Washington: Expressing concern over the “humanitarian crisis” in Myanmar, US Secretary of State Rex Tillerson has urged the country’s army chief to help the government end violence in the northern Rakhine state where unrest has forced over 600,000 Rohingya Muslims to flee to Bangladesh.
In a telephone call yesterday with Myanmar’s Armed Forces Commander-in-Chief Senior General Min Aung Hlaing, Tillerson “concern about the continuing humanitarian crisis and reported atrocities in Rakhine”.
He sought the support of the army chief for ending the violence and allowing the safe return home of those displaced during the violence, especially the large numbers of ethnic Rohingyas, State Department Spokesperson Heather Nauert said.
“At the same time, he urged the military to facilitate humanitarian aid for displaced people in affected areas, allow media access, and cooperate with the United Nations to ensure a thorough, independent investigation into all allegations of human rights abuses and violations and to ensure accountability,” Nauert said in a statement.
Tillerson also condemned the August 25 deadly attacks by militants on security forces in the Rakhine State, she said.
Militant attacks on Myanmar security forces sparked a major army crackdown on the community.
Acccording to the UN estimates, more than 600,000 members of the minority Muslim group have fled across the border into Bangladesh since then, triggered a grave humanitarian crisis in the country.

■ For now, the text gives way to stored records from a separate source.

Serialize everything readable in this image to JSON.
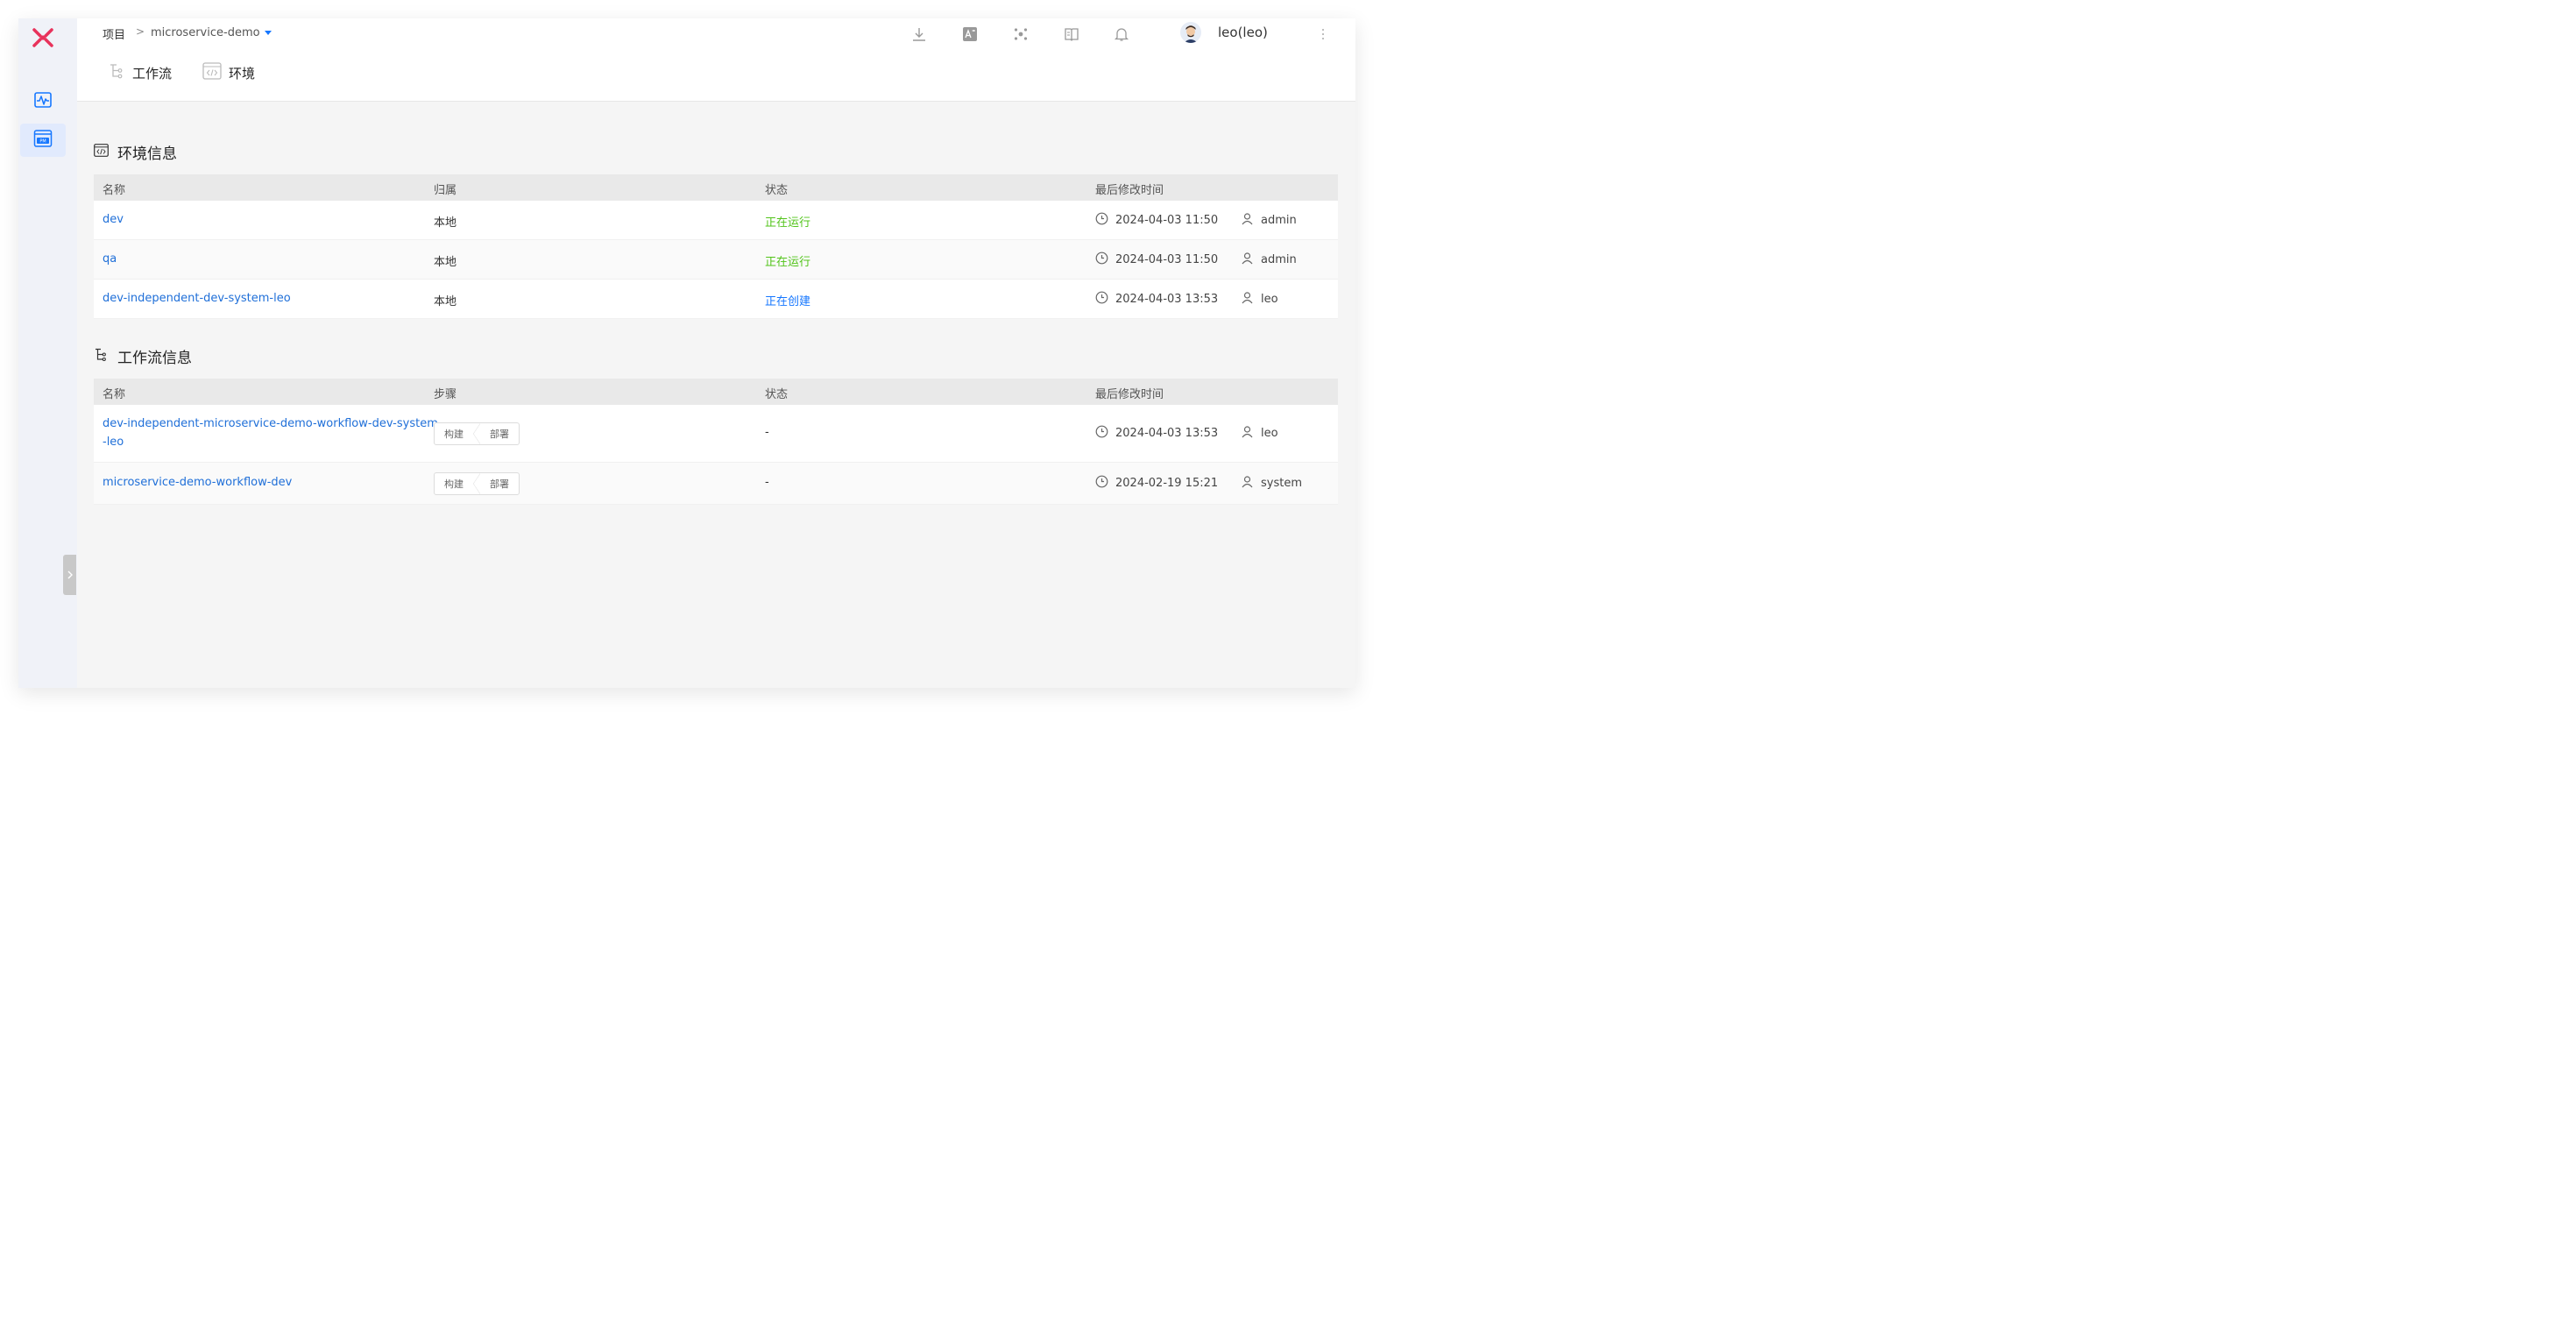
{
  "breadcrumb": {
    "root": "项目",
    "separator": ">",
    "project": "microservice-demo"
  },
  "user": {
    "name": "leo(leo)"
  },
  "subnav": [
    {
      "label": "工作流",
      "icon": "workflow-icon"
    },
    {
      "label": "环境",
      "icon": "code-icon"
    }
  ],
  "env_section": {
    "title": "环境信息",
    "headers": [
      "名称",
      "归属",
      "状态",
      "最后修改时间"
    ],
    "rows": [
      {
        "name": "dev",
        "owner": "本地",
        "status": "正在运行",
        "time": "2024-04-03 11:50",
        "user": "admin"
      },
      {
        "name": "qa",
        "owner": "本地",
        "status": "正在运行",
        "time": "2024-04-03 11:50",
        "user": "admin"
      },
      {
        "name": "dev-independent-dev-system-leo",
        "owner": "本地",
        "status": "正在创建",
        "time": "2024-04-03 13:53",
        "user": "leo"
      }
    ]
  },
  "wf_section": {
    "title": "工作流信息",
    "headers": [
      "名称",
      "步骤",
      "状态",
      "最后修改时间"
    ],
    "rows": [
      {
        "name_line1": "dev-independent-microservice-demo-workflow-dev-system",
        "name_line2": "-leo",
        "step1": "构建",
        "step2": "部署",
        "status": "-",
        "time": "2024-04-03 13:53",
        "user": "leo"
      },
      {
        "name_line1": "microservice-demo-workflow-dev",
        "name_line2": "",
        "step1": "构建",
        "step2": "部署",
        "status": "-",
        "time": "2024-02-19 15:21",
        "user": "system"
      }
    ]
  },
  "colors": {
    "accent": "#1677ff",
    "link": "#1f6fd8",
    "running": "#52c41a",
    "logo": "#e8325b"
  }
}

Meanwhile, at the UN headquarters in New York, the Special Rapporteur on Myanmar’s human rights Yanghee Lee said that the Security Council should issue a strongly worded resolution on the Myanmar crisis.

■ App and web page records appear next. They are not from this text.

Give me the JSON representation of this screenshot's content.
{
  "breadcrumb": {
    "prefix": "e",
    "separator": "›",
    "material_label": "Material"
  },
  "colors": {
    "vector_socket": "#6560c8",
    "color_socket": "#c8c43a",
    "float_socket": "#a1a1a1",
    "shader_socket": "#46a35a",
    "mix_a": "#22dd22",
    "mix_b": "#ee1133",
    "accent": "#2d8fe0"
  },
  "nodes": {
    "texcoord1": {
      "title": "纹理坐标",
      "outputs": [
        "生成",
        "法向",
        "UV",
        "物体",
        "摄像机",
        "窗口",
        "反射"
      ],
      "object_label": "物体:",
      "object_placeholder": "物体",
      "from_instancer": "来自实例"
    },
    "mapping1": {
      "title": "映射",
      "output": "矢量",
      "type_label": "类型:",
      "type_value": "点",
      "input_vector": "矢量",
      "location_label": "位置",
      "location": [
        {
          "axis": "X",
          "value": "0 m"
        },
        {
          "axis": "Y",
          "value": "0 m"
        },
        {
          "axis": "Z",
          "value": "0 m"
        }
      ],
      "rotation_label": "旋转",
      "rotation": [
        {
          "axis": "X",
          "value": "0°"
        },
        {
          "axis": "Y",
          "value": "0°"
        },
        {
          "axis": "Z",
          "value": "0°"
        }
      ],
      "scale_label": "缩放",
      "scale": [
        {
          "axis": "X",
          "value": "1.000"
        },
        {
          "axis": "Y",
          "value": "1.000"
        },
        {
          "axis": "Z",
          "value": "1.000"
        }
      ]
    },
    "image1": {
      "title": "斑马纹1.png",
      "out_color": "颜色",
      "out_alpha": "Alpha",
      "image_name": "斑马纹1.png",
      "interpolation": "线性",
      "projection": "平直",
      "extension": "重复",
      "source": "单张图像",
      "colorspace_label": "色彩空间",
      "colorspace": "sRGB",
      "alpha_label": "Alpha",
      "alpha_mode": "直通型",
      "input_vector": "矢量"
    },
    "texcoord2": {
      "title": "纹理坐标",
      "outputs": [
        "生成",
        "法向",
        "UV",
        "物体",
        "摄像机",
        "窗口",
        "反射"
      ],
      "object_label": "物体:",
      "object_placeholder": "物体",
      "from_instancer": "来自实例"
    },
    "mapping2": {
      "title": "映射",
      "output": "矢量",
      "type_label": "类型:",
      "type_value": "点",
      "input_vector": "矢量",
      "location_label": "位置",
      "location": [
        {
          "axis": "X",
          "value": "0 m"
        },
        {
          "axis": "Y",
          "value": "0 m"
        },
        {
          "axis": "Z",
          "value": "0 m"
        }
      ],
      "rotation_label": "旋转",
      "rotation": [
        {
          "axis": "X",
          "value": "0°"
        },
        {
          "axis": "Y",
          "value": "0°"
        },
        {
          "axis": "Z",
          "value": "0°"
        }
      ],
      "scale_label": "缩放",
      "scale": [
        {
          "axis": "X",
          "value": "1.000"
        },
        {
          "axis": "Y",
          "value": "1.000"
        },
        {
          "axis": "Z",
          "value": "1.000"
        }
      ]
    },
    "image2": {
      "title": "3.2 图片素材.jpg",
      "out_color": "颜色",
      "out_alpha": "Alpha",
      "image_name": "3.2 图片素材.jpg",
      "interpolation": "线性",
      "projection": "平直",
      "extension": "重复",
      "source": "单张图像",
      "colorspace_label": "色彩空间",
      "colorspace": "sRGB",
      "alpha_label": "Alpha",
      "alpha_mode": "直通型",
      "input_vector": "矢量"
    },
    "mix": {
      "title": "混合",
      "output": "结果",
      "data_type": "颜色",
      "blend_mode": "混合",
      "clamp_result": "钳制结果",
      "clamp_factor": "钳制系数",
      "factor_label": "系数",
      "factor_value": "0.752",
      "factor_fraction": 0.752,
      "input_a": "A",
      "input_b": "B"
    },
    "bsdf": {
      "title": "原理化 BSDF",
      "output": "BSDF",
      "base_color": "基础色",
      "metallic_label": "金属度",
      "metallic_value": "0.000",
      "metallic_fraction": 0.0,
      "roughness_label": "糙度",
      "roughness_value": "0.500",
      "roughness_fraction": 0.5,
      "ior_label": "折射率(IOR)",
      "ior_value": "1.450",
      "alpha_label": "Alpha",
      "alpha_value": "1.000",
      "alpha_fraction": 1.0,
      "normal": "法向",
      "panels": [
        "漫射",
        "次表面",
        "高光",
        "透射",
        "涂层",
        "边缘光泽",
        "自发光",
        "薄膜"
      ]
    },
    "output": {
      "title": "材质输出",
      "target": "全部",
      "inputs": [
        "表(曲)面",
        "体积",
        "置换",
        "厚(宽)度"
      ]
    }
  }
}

“The crisis in Rakhine State has not only been decades in the making but has for some time gone beyond Myanmar’s borders. For a very long time now this issue has not been simply a domestic affair,” Lee told the General Assembly.

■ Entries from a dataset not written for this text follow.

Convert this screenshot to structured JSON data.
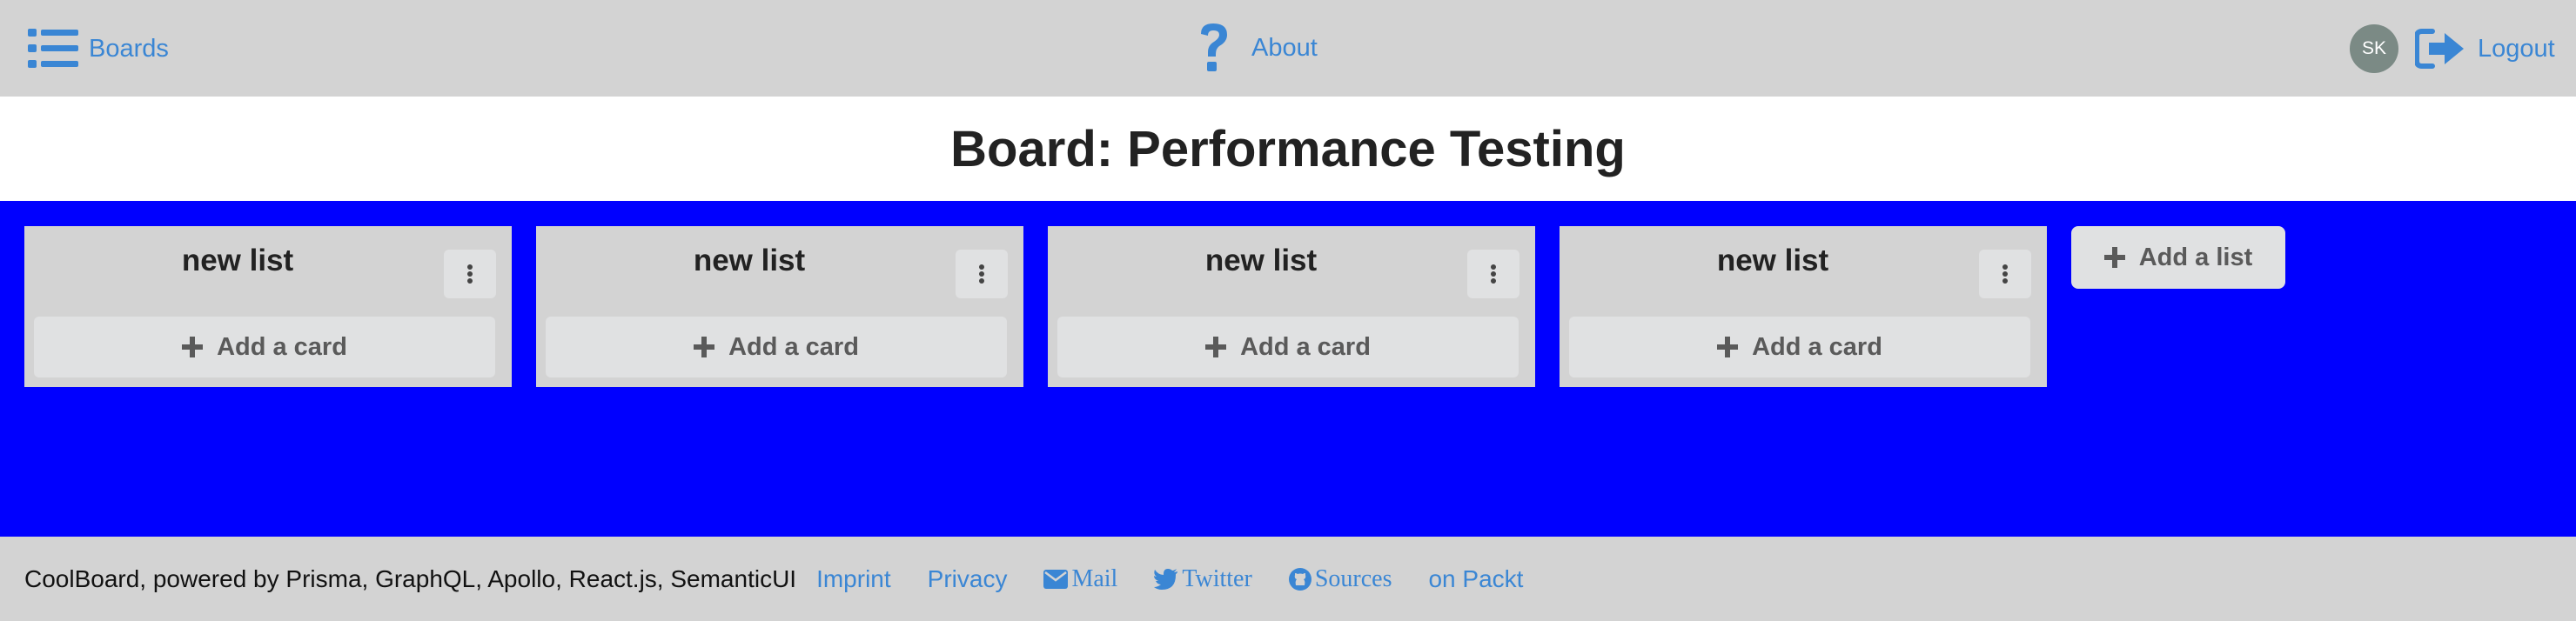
{
  "colors": {
    "accent": "#3a86d4",
    "board_background": "#0000ff",
    "chrome": "#d3d3d3",
    "avatar": "#7b8a85"
  },
  "nav": {
    "boards": {
      "label": "Boards",
      "icon": "list-icon"
    },
    "about": {
      "label": "About",
      "icon": "question-icon"
    },
    "avatar_initials": "SK",
    "logout": {
      "label": "Logout",
      "icon": "sign-out-icon"
    }
  },
  "page": {
    "title": "Board: Performance Testing"
  },
  "board": {
    "lists": [
      {
        "title": "new list",
        "add_card_label": "Add a card"
      },
      {
        "title": "new list",
        "add_card_label": "Add a card"
      },
      {
        "title": "new list",
        "add_card_label": "Add a card"
      },
      {
        "title": "new list",
        "add_card_label": "Add a card"
      }
    ],
    "add_list_label": "Add a list"
  },
  "footer": {
    "text": "CoolBoard, powered by Prisma, GraphQL, Apollo, React.js, SemanticUI",
    "links": {
      "imprint": "Imprint",
      "privacy": "Privacy",
      "mail": "Mail",
      "twitter": "Twitter",
      "sources": "Sources",
      "packt": "on Packt"
    }
  }
}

Registering its opposition to a country-specific report, the representative from Myanmar said it was working with Bangladesh on the voluntary, safe and dignified return of displaced persons.
The Association of South-East Asian Nations (ASEAN) Coordinating Centre for Humanitarian Assistance on Disaster Management is working with Myanmar to deliver humanitarian assistance, Lee said.
The US said on Tuesday that it had initiated actions against Myanmar’s military leadership involved in violence against Rohingya Muslims.
Since August 25, the US has ceased consideration of travel waivers for current and former senior leadership of Myanmar’s military.
It is also assessing authorities under the JADE Act to consider economic options available to target individuals associated with atrocities.